Super rainy periods on our farm get me down. Living halfway up a hill, excess precipitation can be problematic in a lot of ways. However, after a rainfall I love to kick off my boots and let my toes sink into the squishy earth floor. Playing in the mud never gets old, no matter how far I venture into adulthood. Perhaps that’s why I also love mud paint.
Making mud paint lets the kid in all of us have some fun in the mud after a rainfall. By literally adding a bit of color to the landscape after a slew of drab weather, it can lift your spirits and help you get in touch with your more artistic side. Although mud paints turn out a little more earthy than their acrylic counterparts for obvious reasons, you can use them in the same way—and that is part of the appeal.
What You’ll Need:
- Six containers
- Food coloring
- Extra water for mixing
- Paintbrushes of various size
Find a place on your farm where you can extract some mud without too many extra particles mixed in. If you find some sediment or pieces of grass or twig in the mud, don’t worry about it too much. The texture adds an artistic element. That said, the more pure the mud, the smoother the paint. As our soil contains a lot of clay, I found the mud around my pond the easiest to dig out.
Fill your plastic containers with mud. The amount you use is up to you, but remember, if you run out while painting, it’s really easy to make more.
Stir in food coloring to each container of mud until the color saturation appeals to you. I made paints in red, orange, yellow, green, blue and purple. Less food coloring makes the mud paint tones more earthy, while more makes the tones more brilliant. Start with a little food coloring (about 10 drops or so per container) and add more until you’re satisfied. If needed, pour some extra water into the mud for a thinner consistency and easier mixability.

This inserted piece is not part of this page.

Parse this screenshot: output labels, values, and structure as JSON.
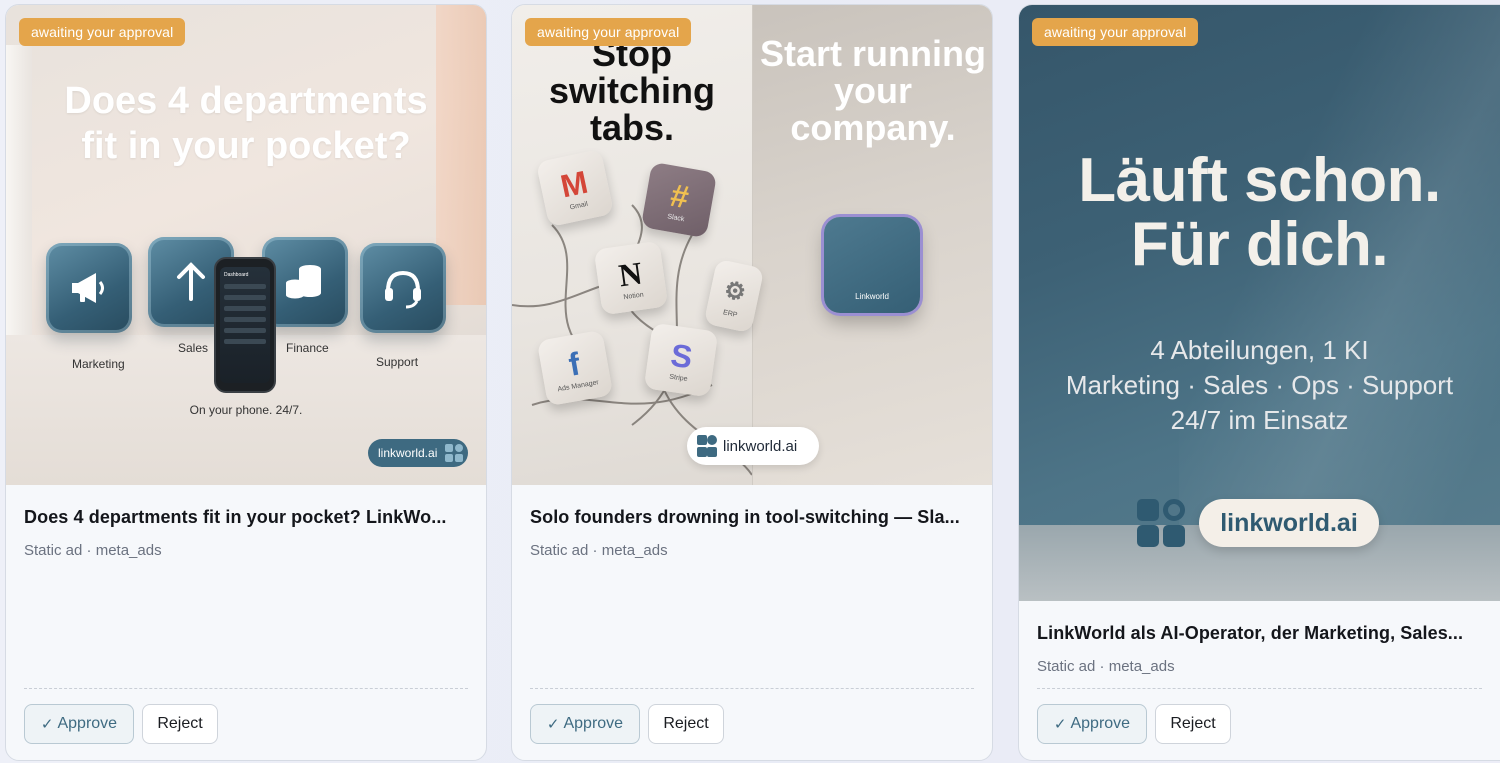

After your mud paints are assembled, the world is your canvas. You can use them for painting on canvas or paper as you would craft paints, but open yourself to other surfaces, as well. Grab different size and texture paintbrushes, and see where they take you.
Maybe there’s a tree that wants a portrait painted on it. Spruce up your marshmallow sticks for the evening’s campfire or the rocks in the campfire ring by painting designs on them. When my daughter and I made mud paints with friends, we had fun painting the bench by our pond—and even each other! Experiment with globbing the paint on thick or painting it smooth and thin. The great thing about mud paints? They don’t damage the environment. After the next rainfall, your canvas is washed clean and you can start anew.
So don’t become a stick in the mud after the next rainfall. Throw some paintbrushes in your pocket and head out to the nearest mud hole for a little bit of artistic fun.